Study Proves Differential Diagnosis of Fibrous Dysplasia of the Clivus

Dr. Badih Adada pic

Dr. Badih Adada

A board-certified neurosurgeon working with Cleveland Clinic Florida, Dr. Badih Adada has performed complex brain surgeries for brain tumors, brain aneurysms, and vascular malformations of the brain. Previously an associate professor of neurosurgery at the University of Arkansas Medical School, Dr. Badih Adada was involved in a study that proved fibrous dysplasia could be differentially diagnosed.

Fibrous dysplasia is a skeletal disease that causes distortion and weakening of bones. Craniofacial involvement in the entity is recognized and can cause cosmetic deformity or neurovascular impingement. However, fibrous dysplasia of the clivus is not recognized and is rarely documented. Differentiating this specific disorder from other disease processes is vital for its proper management.

In this study, researchers studied fibrous dysplasia of the clivus with a goal to document its manifestations, outline a good management system, and increase awareness of the disease. Researchers reviewed a comprehensive database of previous patients and singled out patients diagnosed with fibrous dysplasia of the clivus. Eight patients were identified. Four of the patients showed no symptoms of the disease while the other four reported headaches as a symptom of the disease. The patients’ demographics, clinical results, radiological findings, and management were then reviewed.

Radiological findings were similar to the findings of hypointensity on T1- and T2- weighted magnetic resonance imaging studies. Four patients actually had a pathological confirmation.

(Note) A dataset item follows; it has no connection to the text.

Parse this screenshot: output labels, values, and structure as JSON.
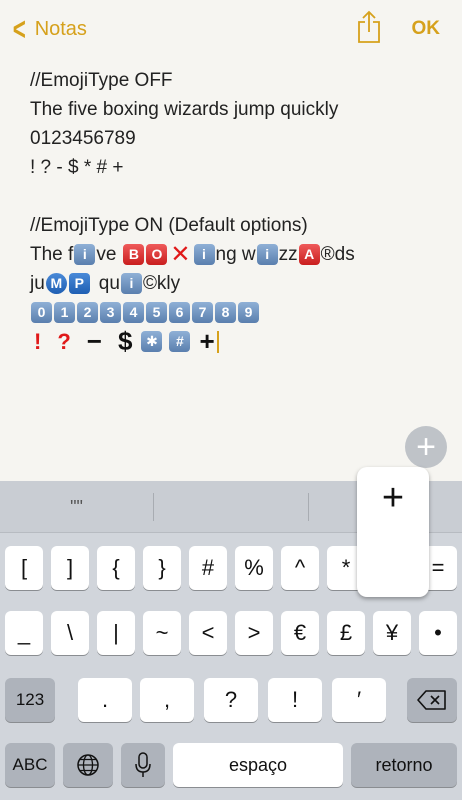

Researchers concluded that fibrous dysplasia had to be given consideration in the differential diagnosis of lesions of the clivus as both radiological and clinical findings permitted a positive diagnosis.